Before I left for Europe, I promised to share my thoughts on last month's Seton Hill University's Writing Popular Fiction residency and Alumni Retreat.Here is the first post in a small series with photos and thoughts.
This one is called The Readings.
Jason Jack Miller - for those of you who don't know, Jason is my husband and started at Seton Hill after he came to all of the events with me during my first residency - Jason read from his magical realism thesis novel Hellbender
I love author readings, both participating in them and listening to them. There is something exciting about hearing a writer's words in their own voice, with their own tone and inflection, giving you hints as to what they were thinking when they chose those specific words to string together to tell their story.
K. Ceres Wright read from her cyberpunk thesis novel Cog
Readings are one of my favorite events at conventions and at Seton Hill residencies. This past June was remarkable because it was the first time we, the audience, could attend all of the graduates' readings because the class size didn't demand scheduling conflicts. Both evenings were wonderful.
Rachael Pruitt read from her Arthurian fantasy The Dragon's Harp, which has already inspired some incredible artwork
When a mentor introduces a thesis candidate for their reading and the defense questioning which follows, you can see the pride surrounding the project from both the mentor and the student. This public unveiling shows two years and countless hours of hard work, symbolizes the sacrifices made for the art, and demonstrates the skills learned and practiced to be able to tell a tale that is wholely theirs, yet bears the mark of so many others who lent their time to help shape the writer's vision.
Johanna L. Gribble read from her alternate history thesis novel Limani Steel
The interplay between the audience and the reader always heightens the excitement.

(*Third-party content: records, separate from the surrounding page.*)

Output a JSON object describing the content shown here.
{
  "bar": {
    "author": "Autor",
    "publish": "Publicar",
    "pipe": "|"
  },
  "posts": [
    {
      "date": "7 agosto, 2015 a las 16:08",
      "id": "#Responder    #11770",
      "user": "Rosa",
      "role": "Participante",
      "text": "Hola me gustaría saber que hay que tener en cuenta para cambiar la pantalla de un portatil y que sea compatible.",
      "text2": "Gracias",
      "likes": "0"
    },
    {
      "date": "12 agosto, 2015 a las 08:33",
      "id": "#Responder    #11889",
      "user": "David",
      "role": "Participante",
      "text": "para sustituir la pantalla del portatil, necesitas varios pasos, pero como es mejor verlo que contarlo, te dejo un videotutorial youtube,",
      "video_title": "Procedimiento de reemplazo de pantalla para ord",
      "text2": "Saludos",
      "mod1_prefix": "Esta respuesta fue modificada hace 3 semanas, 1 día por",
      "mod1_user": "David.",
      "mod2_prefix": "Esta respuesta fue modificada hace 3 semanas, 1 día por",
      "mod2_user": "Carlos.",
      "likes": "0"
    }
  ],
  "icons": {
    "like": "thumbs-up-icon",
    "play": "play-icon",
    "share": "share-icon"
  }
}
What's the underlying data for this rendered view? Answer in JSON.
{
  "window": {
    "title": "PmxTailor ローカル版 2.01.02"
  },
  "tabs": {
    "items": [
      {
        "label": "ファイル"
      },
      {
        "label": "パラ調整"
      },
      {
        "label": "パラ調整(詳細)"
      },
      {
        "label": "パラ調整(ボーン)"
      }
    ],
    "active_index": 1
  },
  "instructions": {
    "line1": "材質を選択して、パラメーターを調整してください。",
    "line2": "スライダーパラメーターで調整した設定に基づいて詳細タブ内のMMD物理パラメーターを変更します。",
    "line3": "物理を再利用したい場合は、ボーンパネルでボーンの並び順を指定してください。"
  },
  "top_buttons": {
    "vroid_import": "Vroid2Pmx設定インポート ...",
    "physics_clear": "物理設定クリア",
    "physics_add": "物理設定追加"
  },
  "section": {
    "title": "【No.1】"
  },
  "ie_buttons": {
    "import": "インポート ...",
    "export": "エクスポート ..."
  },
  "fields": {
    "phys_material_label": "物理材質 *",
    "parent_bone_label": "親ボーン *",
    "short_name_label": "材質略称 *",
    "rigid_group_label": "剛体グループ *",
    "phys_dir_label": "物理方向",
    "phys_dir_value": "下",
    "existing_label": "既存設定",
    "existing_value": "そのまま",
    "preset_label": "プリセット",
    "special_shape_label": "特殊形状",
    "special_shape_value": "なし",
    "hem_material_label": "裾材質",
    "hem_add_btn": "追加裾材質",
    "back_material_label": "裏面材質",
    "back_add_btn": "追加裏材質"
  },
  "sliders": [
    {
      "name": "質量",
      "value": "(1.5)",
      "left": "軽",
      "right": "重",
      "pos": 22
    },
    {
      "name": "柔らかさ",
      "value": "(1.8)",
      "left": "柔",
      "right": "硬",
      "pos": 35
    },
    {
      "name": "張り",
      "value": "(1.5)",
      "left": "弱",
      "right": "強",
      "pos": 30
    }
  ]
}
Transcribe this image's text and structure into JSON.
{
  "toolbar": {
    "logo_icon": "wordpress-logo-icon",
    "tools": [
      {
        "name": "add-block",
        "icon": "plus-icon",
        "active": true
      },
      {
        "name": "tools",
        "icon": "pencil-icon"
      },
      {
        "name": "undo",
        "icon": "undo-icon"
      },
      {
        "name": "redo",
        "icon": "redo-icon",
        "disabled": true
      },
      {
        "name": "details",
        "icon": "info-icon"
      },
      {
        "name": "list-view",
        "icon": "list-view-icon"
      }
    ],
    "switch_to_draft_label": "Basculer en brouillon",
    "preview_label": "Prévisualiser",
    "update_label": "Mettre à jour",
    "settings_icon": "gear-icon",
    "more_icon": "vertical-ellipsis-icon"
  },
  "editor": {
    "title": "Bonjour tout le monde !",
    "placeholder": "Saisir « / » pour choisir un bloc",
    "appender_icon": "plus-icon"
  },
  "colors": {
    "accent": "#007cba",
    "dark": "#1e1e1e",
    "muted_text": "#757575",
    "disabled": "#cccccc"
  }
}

After all, we writers know that writing the story is our half of a dependent relationship, the other comes from those receiving the story. For good or for bad, we have no control over their interpretation of our work. In front of a live audience, that interpretation is immediately apparent, but often the most rewarding.
Sabrina Naples read from her fantasy thesis novel Raziel's Secret
The graduating students of Seton Hill University's Writing Popular Fiction Master's Program who read on the nights of June 20 and June 22, 2007, shared with those of us in the audience visions of a magical Appalachia, a new look at a beloved queen, an alternate Baltimore, a dark, technologically advanced society, a humorous and historic Iowa, a place somewhere between heaven and hell, and a world threatened by strange beasts. And, I'm so glad they did.
Melisa Doll read from her historical romance novel My Forest Home
My apologies to Kristy Gutknecht, another graduating student who read from her paranormal thesis novel Freaks and Soldiers. The pictures from her reading unfortunately didn't turn out. But, it was no less special.
thesis readings, Heidi Ruby Miller, Jason Jack Miller, K. Ceres Wright, Melissa Doll, Sabrina Naples, Johanna L. Gribble, Rachael Pruitt, Kristy Gutknecht, writing, Writing Popular Fiction, Seton Hill University